(DESCRIPTION OF THE TASK): Find the word "compression" in the listing; pull out each line holding it.

*** Block opens ***

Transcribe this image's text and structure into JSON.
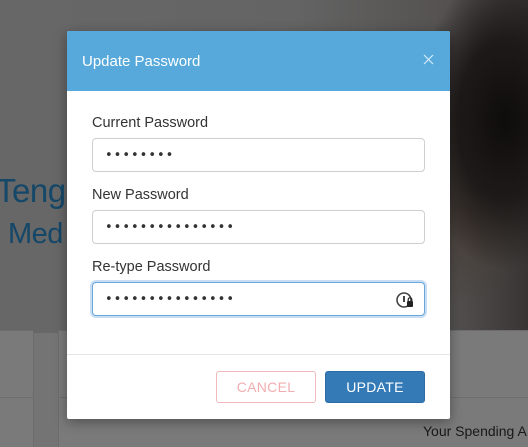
{
  "background": {
    "name_fragment": "Teng",
    "role_fragment": "Med",
    "footer_text": "Your Spending A"
  },
  "modal": {
    "title": "Update Password",
    "close_icon": "close-icon",
    "fields": [
      {
        "label": "Current Password",
        "value": "••••••••"
      },
      {
        "label": "New Password",
        "value": "•••••••••••••••"
      },
      {
        "label": "Re-type Password",
        "value": "•••••••••••••••",
        "icon": "password-manager-key-icon"
      }
    ],
    "buttons": {
      "cancel_label": "CANCEL",
      "update_label": "UPDATE"
    }
  },
  "colors": {
    "header": "#56a9da",
    "primary_button": "#337ab7",
    "cancel_text": "#f0aeb0"
  }
}
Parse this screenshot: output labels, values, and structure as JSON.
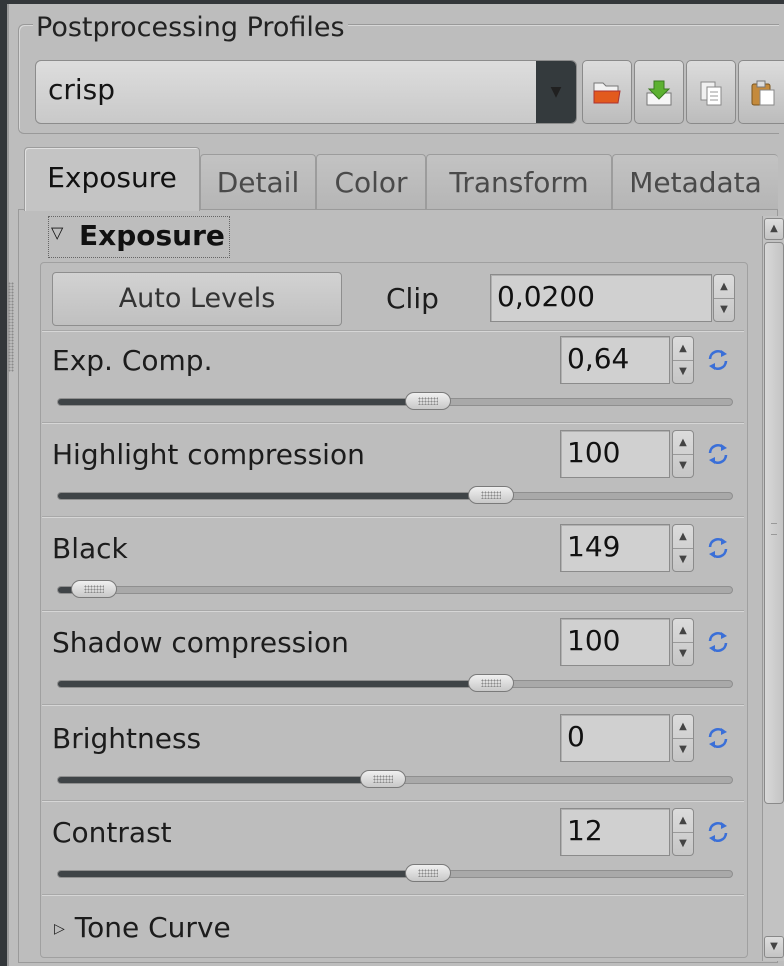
{
  "profiles": {
    "title": "Postprocessing Profiles",
    "selected": "crisp"
  },
  "tabs": [
    {
      "label": "Exposure",
      "active": true
    },
    {
      "label": "Detail"
    },
    {
      "label": "Color"
    },
    {
      "label": "Transform"
    },
    {
      "label": "Metadata"
    }
  ],
  "exposure": {
    "header": "Exposure",
    "auto_levels": "Auto Levels",
    "clip_label": "Clip",
    "clip_value": "0,0200",
    "controls": [
      {
        "label": "Exp. Comp.",
        "value": "0,64",
        "slider_fraction": 0.55
      },
      {
        "label": "Highlight compression",
        "value": "100",
        "slider_fraction": 0.65
      },
      {
        "label": "Black",
        "value": "149",
        "slider_fraction": 0.02
      },
      {
        "label": "Shadow compression",
        "value": "100",
        "slider_fraction": 0.65
      },
      {
        "label": "Brightness",
        "value": "0",
        "slider_fraction": 0.48
      },
      {
        "label": "Contrast",
        "value": "12",
        "slider_fraction": 0.55
      }
    ]
  },
  "tone_curve": "Tone Curve",
  "colors": {
    "accent_icon": "#3a6fd8",
    "slider_fill": "#3f4447"
  }
}
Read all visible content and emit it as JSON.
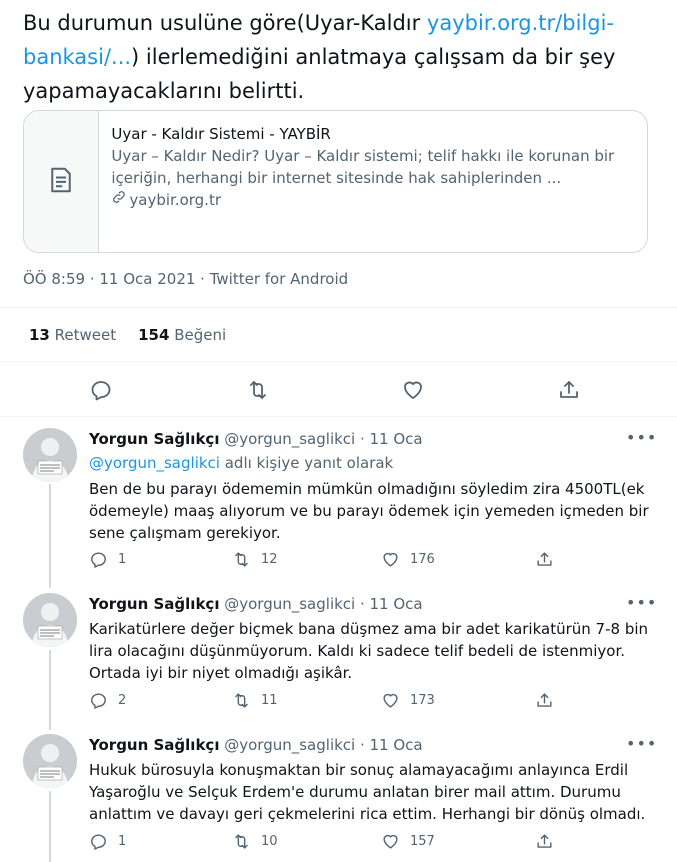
{
  "main_tweet": {
    "text_before": "Bu durumun usulüne göre(Uyar-Kaldır ",
    "link_text": "yaybir.org.tr/bilgi-bankasi/...",
    "text_after": ") ilerlemediğini anlatmaya çalışsam da bir şey yapamayacaklarını belirtti.",
    "card": {
      "title": "Uyar - Kaldır Sistemi - YAYBİR",
      "description": "Uyar – Kaldır Nedir? Uyar – Kaldır sistemi; telif hakkı ile korunan bir içeriğin, herhangi bir internet sitesinde hak sahiplerinden ...",
      "domain": "yaybir.org.tr",
      "thumb_icon": "document-icon"
    },
    "meta": "ÖÖ 8:59 · 11 Oca 2021 · Twitter for Android",
    "retweets_count": "13",
    "retweets_label": "Retweet",
    "likes_count": "154",
    "likes_label": "Beğeni",
    "icons": [
      "reply-icon",
      "retweet-icon",
      "like-icon",
      "share-icon"
    ]
  },
  "replies": [
    {
      "name": "Yorgun Sağlıkçı",
      "handle": "@yorgun_saglikci · 11 Oca",
      "reply_to_handle": "@yorgun_saglikci",
      "reply_to_suffix": " adlı kişiye yanıt olarak",
      "text": "Ben de bu parayı ödememin mümkün olmadığını söyledim zira 4500TL(ek ödemeyle) maaş alıyorum ve bu parayı ödemek için yemeden içmeden bir sene çalışmam gerekiyor.",
      "replies": "1",
      "retweets": "12",
      "likes": "176"
    },
    {
      "name": "Yorgun Sağlıkçı",
      "handle": "@yorgun_saglikci · 11 Oca",
      "text": "Karikatürlere değer biçmek bana düşmez ama bir adet karikatürün 7-8 bin lira olacağını düşünmüyorum. Kaldı ki sadece telif bedeli de istenmiyor. Ortada iyi bir niyet olmadığı aşikâr.",
      "replies": "2",
      "retweets": "11",
      "likes": "173"
    },
    {
      "name": "Yorgun Sağlıkçı",
      "handle": "@yorgun_saglikci · 11 Oca",
      "text": "Hukuk bürosuyla konuşmaktan bir sonuç alamayacağımı anlayınca Erdil Yaşaroğlu ve Selçuk Erdem'e durumu anlatan birer mail attım. Durumu anlattım ve davayı geri çekmelerini rica ettim. Herhangi bir dönüş olmadı.",
      "replies": "1",
      "retweets": "10",
      "likes": "157"
    }
  ],
  "colors": {
    "link": "#1b95e0",
    "text": "#0f1419",
    "secondary": "#536471",
    "border": "#cfd9de"
  }
}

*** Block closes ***

(EXPECTED ANSWER):
        "label": "Highlight compression",
        "label": "Shadow compression",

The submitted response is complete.